▶ Your objective:
With the pictures left out, write out the records verbatim.

**** Record extracts ****

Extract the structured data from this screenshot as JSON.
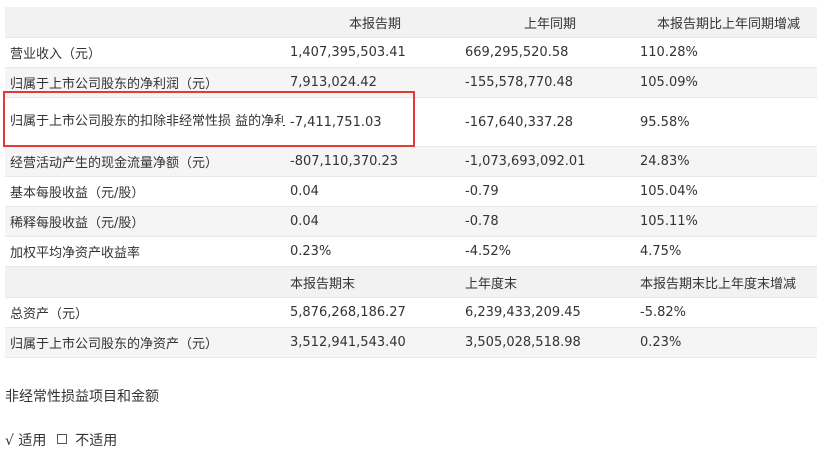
{
  "table": {
    "header1": [
      "",
      "本报告期",
      "上年同期",
      "本报告期比上年同期增减"
    ],
    "rows1": [
      [
        "营业收入（元）",
        "1,407,395,503.41",
        "669,295,520.58",
        "110.28%"
      ],
      [
        "归属于上市公司股东的净利润（元）",
        "7,913,024.42",
        "-155,578,770.48",
        "105.09%"
      ],
      [
        "归属于上市公司股东的扣除非经常性损 益的净利润（元）",
        "-7,411,751.03",
        "-167,640,337.28",
        "95.58%"
      ],
      [
        "经营活动产生的现金流量净额（元）",
        "-807,110,370.23",
        "-1,073,693,092.01",
        "24.83%"
      ],
      [
        "基本每股收益（元/股）",
        "0.04",
        "-0.79",
        "105.04%"
      ],
      [
        "稀释每股收益（元/股）",
        "0.04",
        "-0.78",
        "105.11%"
      ],
      [
        "加权平均净资产收益率",
        "0.23%",
        "-4.52%",
        "4.75%"
      ]
    ],
    "header2": [
      "",
      "本报告期末",
      "上年度末",
      "本报告期末比上年度末增减"
    ],
    "rows2": [
      [
        "总资产（元）",
        "5,876,268,186.27",
        "6,239,433,209.45",
        "-5.82%"
      ],
      [
        "归属于上市公司股东的净资产（元）",
        "3,512,941,543.40",
        "3,505,028,518.98",
        "0.23%"
      ]
    ]
  },
  "section_title": "非经常性损益项目和金额",
  "applicable": {
    "check_mark": "√",
    "applicable_label": "适用",
    "not_applicable_label": "不适用"
  }
}
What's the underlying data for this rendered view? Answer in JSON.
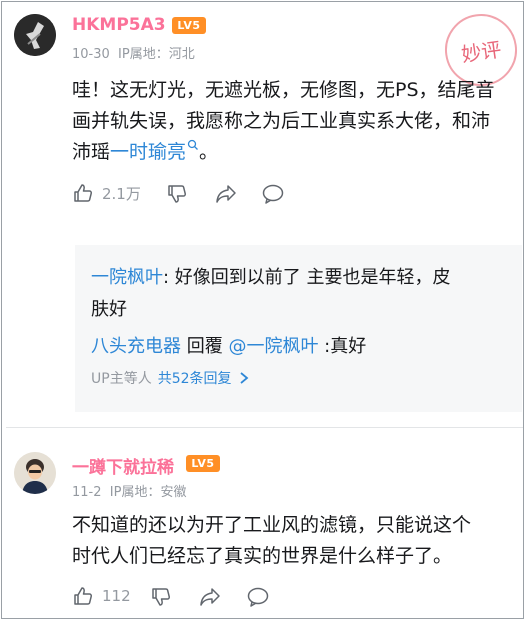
{
  "comments": [
    {
      "username": "HKMP5A3",
      "level_badge": "LV5",
      "date": "10-30",
      "ip_location": "IP属地：河北",
      "content_lines": [
        "哇！这无灯光，无遮光板，无修图，无PS，结尾音",
        "画并轨失误，我愿称之为后工业真实系大佬，和沛"
      ],
      "content_line3_prefix": "沛瑶",
      "content_link": "一时瑜亮",
      "content_line3_suffix": "。",
      "like_count": "2.1万"
    },
    {
      "username": "一蹲下就拉稀",
      "level_badge": "LV5",
      "date": "11-2",
      "ip_location": "IP属地：安徽",
      "content_lines": [
        "不知道的还以为开了工业风的滤镜，只能说这个",
        "时代人们已经忘了真实的世界是什么样子了。"
      ],
      "like_count": "112"
    }
  ],
  "replies": {
    "reply1_name": "一院枫叶",
    "reply1_text_line1": ": 好像回到以前了 主要也是年轻，皮",
    "reply1_text_line2": "肤好",
    "reply2_name": "八头充电器",
    "reply2_verb": " 回覆 ",
    "reply2_mention": "@一院枫叶",
    "reply2_text": " :真好",
    "more_prefix": "UP主等人",
    "more_count": "共52条回复"
  },
  "stamp_text": "妙评",
  "colors": {
    "username": "#fb7299",
    "link": "#2e87d6",
    "badge": "#ff8f26",
    "meta": "#9499a0"
  }
}
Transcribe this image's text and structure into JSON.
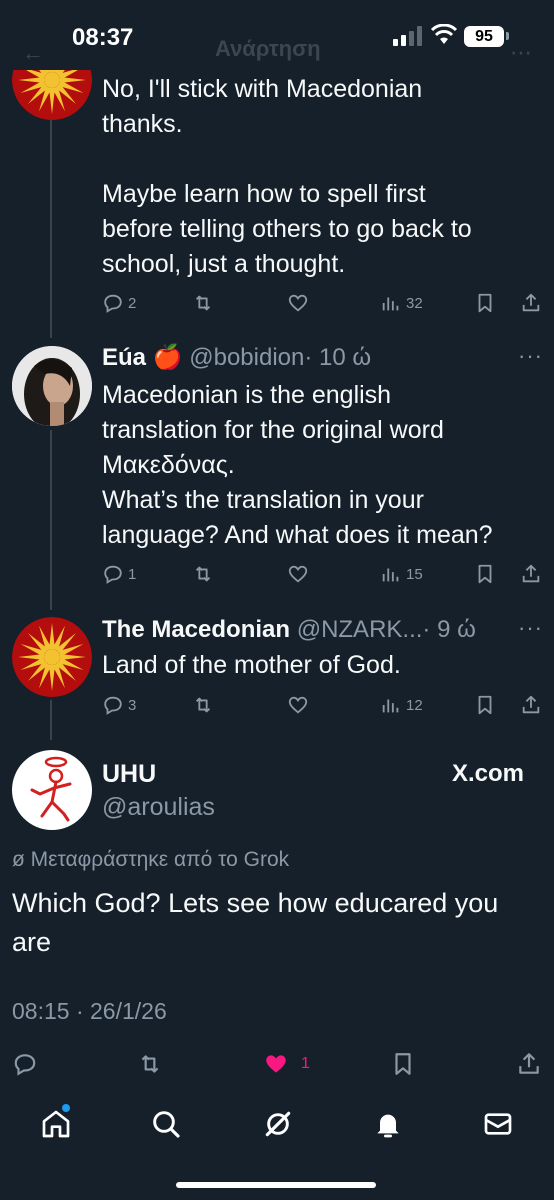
{
  "status_bar": {
    "time": "08:37",
    "battery": "95",
    "ghost_title": "Ανάρτηση"
  },
  "tweets": [
    {
      "lines": [
        "No, I'll stick with Macedonian",
        "thanks.",
        "",
        "Maybe learn how to spell first",
        "before telling others to go back to",
        "school, just a thought."
      ],
      "replies": "2",
      "retweets": "",
      "likes": "",
      "views": "32"
    },
    {
      "name": "Eúa",
      "emoji": "🍎",
      "handle": "@bobidion",
      "time": "· 10 ώ",
      "lines": [
        "Macedonian is the english",
        "translation for the original word",
        "Μακεδόνας.",
        "What’s the translation in your",
        "language? And what does it mean?"
      ],
      "replies": "1",
      "retweets": "",
      "likes": "",
      "views": "15"
    },
    {
      "name": "The Macedonian",
      "handle": "@NZARK...",
      "time": "· 9 ώ",
      "lines": [
        "Land of the mother of God."
      ],
      "replies": "3",
      "retweets": "",
      "likes": "",
      "views": "12"
    }
  ],
  "main_tweet": {
    "name": "UHU",
    "handle": "@aroulias",
    "source": "X.com",
    "translated_label": "Μεταφράστηκε από το Grok",
    "lines": [
      "Which God? Lets see how educared you",
      "are"
    ],
    "timestamp": "08:15 · 26/1/26",
    "likes": "1"
  },
  "more_label": "···",
  "colors": {
    "background": "#15202b",
    "muted": "#8b98a5",
    "like": "#f91880",
    "accent": "#1d9bf0"
  },
  "icons": [
    "reply-icon",
    "retweet-icon",
    "like-icon",
    "views-icon",
    "bookmark-icon",
    "share-icon",
    "home-icon",
    "search-icon",
    "grok-icon",
    "notifications-icon",
    "messages-icon"
  ]
}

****

▶ Result:
Extract the structured data from this screenshot as JSON.
{
  "table": {
    "header1": [
      "",
      "本报告期",
      "上年同期",
      "本报告期比上年同期增减"
    ],
    "rows1": [
      [
        "营业收入（元）",
        "1,407,395,503.41",
        "669,295,520.58",
        "110.28%"
      ],
      [
        "归属于上市公司股东的净利润（元）",
        "7,913,024.42",
        "-155,578,770.48",
        "105.09%"
      ],
      [
        "归属于上市公司股东的扣除非经常性损 益的净利润（元）",
        "-7,411,751.03",
        "-167,640,337.28",
        "95.58%"
      ],
      [
        "经营活动产生的现金流量净额（元）",
        "-807,110,370.23",
        "-1,073,693,092.01",
        "24.83%"
      ],
      [
        "基本每股收益（元/股）",
        "0.04",
        "-0.79",
        "105.04%"
      ],
      [
        "稀释每股收益（元/股）",
        "0.04",
        "-0.78",
        "105.11%"
      ],
      [
        "加权平均净资产收益率",
        "0.23%",
        "-4.52%",
        "4.75%"
      ]
    ],
    "header2": [
      "",
      "本报告期末",
      "上年度末",
      "本报告期末比上年度末增减"
    ],
    "rows2": [
      [
        "总资产（元）",
        "5,876,268,186.27",
        "6,239,433,209.45",
        "-5.82%"
      ],
      [
        "归属于上市公司股东的净资产（元）",
        "3,512,941,543.40",
        "3,505,028,518.98",
        "0.23%"
      ]
    ]
  },
  "section_title": "非经常性损益项目和金额",
  "applicable": {
    "check_mark": "√",
    "applicable_label": "适用",
    "not_applicable_label": "不适用"
  }
}
What's the underlying data for this rendered view? Answer in JSON.
{
  "comments": [
    {
      "username": "HKMP5A3",
      "level_badge": "LV5",
      "date": "10-30",
      "ip_location": "IP属地：河北",
      "content_lines": [
        "哇！这无灯光，无遮光板，无修图，无PS，结尾音",
        "画并轨失误，我愿称之为后工业真实系大佬，和沛"
      ],
      "content_line3_prefix": "沛瑶",
      "content_link": "一时瑜亮",
      "content_line3_suffix": "。",
      "like_count": "2.1万"
    },
    {
      "username": "一蹲下就拉稀",
      "level_badge": "LV5",
      "date": "11-2",
      "ip_location": "IP属地：安徽",
      "content_lines": [
        "不知道的还以为开了工业风的滤镜，只能说这个",
        "时代人们已经忘了真实的世界是什么样子了。"
      ],
      "like_count": "112"
    }
  ],
  "replies": {
    "reply1_name": "一院枫叶",
    "reply1_text_line1": ": 好像回到以前了 主要也是年轻，皮",
    "reply1_text_line2": "肤好",
    "reply2_name": "八头充电器",
    "reply2_verb": " 回覆 ",
    "reply2_mention": "@一院枫叶",
    "reply2_text": " :真好",
    "more_prefix": "UP主等人",
    "more_count": "共52条回复"
  },
  "stamp_text": "妙评",
  "colors": {
    "username": "#fb7299",
    "link": "#2e87d6",
    "badge": "#ff8f26",
    "meta": "#9499a0"
  }
}
Transcribe this image's text and structure into JSON.
{
  "status_bar": {
    "time": "08:37",
    "battery": "95",
    "ghost_title": "Ανάρτηση"
  },
  "tweets": [
    {
      "lines": [
        "No, I'll stick with Macedonian",
        "thanks.",
        "",
        "Maybe learn how to spell first",
        "before telling others to go back to",
        "school, just a thought."
      ],
      "replies": "2",
      "retweets": "",
      "likes": "",
      "views": "32"
    },
    {
      "name": "Eúa",
      "emoji": "🍎",
      "handle": "@bobidion",
      "time": "· 10 ώ",
      "lines": [
        "Macedonian is the english",
        "translation for the original word",
        "Μακεδόνας.",
        "What’s the translation in your",
        "language? And what does it mean?"
      ],
      "replies": "1",
      "retweets": "",
      "likes": "",
      "views": "15"
    },
    {
      "name": "The Macedonian",
      "handle": "@NZARK...",
      "time": "· 9 ώ",
      "lines": [
        "Land of the mother of God."
      ],
      "replies": "3",
      "retweets": "",
      "likes": "",
      "views": "12"
    }
  ],
  "main_tweet": {
    "name": "UHU",
    "handle": "@aroulias",
    "source": "X.com",
    "translated_label": "Μεταφράστηκε από το Grok",
    "lines": [
      "Which God? Lets see how educared you",
      "are"
    ],
    "timestamp": "08:15 · 26/1/26",
    "likes": "1"
  },
  "more_label": "···",
  "colors": {
    "background": "#15202b",
    "muted": "#8b98a5",
    "like": "#f91880",
    "accent": "#1d9bf0"
  },
  "icons": [
    "reply-icon",
    "retweet-icon",
    "like-icon",
    "views-icon",
    "bookmark-icon",
    "share-icon",
    "home-icon",
    "search-icon",
    "grok-icon",
    "notifications-icon",
    "messages-icon"
  ]
}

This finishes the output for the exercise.